We are a commune of inquiring, skeptical, politically centrist, capitalist, anglophile, traditionalist New England Yankee humans, humanoids, and animals with many interests beyond and above politics. Each of us has had a high-school education (or GED), but all had ADD so didn't pay attention very well, especially the dogs. Each one of us does "try my best to be just like I am," and none of us enjoys working for others, including for Maggie, from whom we receive neither a nickel nor a dime. Freedom from nags, cranks, government, do-gooders, control-freaks and idiots is all that we ask for.
Of course they are. They might be bad literature, but lyrics are lyrics, and lyrics are poetry. Probably music lyrics came first, though, like chants with drumming or something. The Iliad was music lyrics, or at least a story set to music. The Psalms are songs for which the music has been lost. "Psalm" = Song.
Uh, no - the connection between the word psalm and psalter only exists in English.

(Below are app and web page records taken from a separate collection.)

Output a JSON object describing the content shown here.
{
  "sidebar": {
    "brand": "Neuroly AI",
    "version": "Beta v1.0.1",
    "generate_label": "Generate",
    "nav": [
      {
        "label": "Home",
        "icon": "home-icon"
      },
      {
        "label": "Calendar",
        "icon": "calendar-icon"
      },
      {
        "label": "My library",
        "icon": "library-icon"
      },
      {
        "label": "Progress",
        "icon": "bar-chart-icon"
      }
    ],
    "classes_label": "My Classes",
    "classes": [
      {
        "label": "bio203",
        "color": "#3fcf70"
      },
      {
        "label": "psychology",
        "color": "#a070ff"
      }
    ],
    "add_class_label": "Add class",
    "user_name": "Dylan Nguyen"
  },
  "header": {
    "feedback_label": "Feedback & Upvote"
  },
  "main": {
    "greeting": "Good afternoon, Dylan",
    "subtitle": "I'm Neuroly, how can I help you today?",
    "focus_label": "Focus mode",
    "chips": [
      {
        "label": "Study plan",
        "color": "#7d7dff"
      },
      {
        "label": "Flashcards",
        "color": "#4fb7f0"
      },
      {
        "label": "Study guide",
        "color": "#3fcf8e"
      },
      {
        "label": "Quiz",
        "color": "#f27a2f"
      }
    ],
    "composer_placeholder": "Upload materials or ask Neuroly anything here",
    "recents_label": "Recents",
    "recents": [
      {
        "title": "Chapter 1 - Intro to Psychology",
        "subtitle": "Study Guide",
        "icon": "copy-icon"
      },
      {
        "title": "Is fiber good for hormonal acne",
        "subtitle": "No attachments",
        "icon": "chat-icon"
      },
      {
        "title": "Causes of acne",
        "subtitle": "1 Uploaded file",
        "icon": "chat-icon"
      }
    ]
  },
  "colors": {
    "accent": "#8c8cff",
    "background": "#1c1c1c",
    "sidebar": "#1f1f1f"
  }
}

The Hebrew word translated as "Psalm" is "tehilla" - which literally means "praise" - distinguishing it as devotional, rather than secular.
Many of the psalms start with an attribution that uses the more common word for "song" - "mizmor" - as in "a song of David."
Interestingly, the word mizmor comes from a root that means both "to prune branches" and "branches". Perhaps this is a reference to the structure of most songs, with words in short lines, as opposed to the longer, freer flow of prose.
I don't know. Literature is meant to be read. A song is meant to be heard.
Before mass literacy, literature was meant to be heard. Which includes epic poems, the Bible, etc.
I memorized some lines from Samuel Taylor Coleridge's Rhyme of the Ancient Mariner in 8th grade. I much enjoyed hearing that poem. Hearing or speaking a poem gives greater appreciation to the rhyme and rhythm of a poem.
I developed a hatred of poetry from being subjected to the Junior Literary Critic model in high school and college English classes. Over the years, that hatred of poetry has abated, helped by reading poetry out loud.
Many more people know Bob Dylan's songs than know TS Eliot's poems.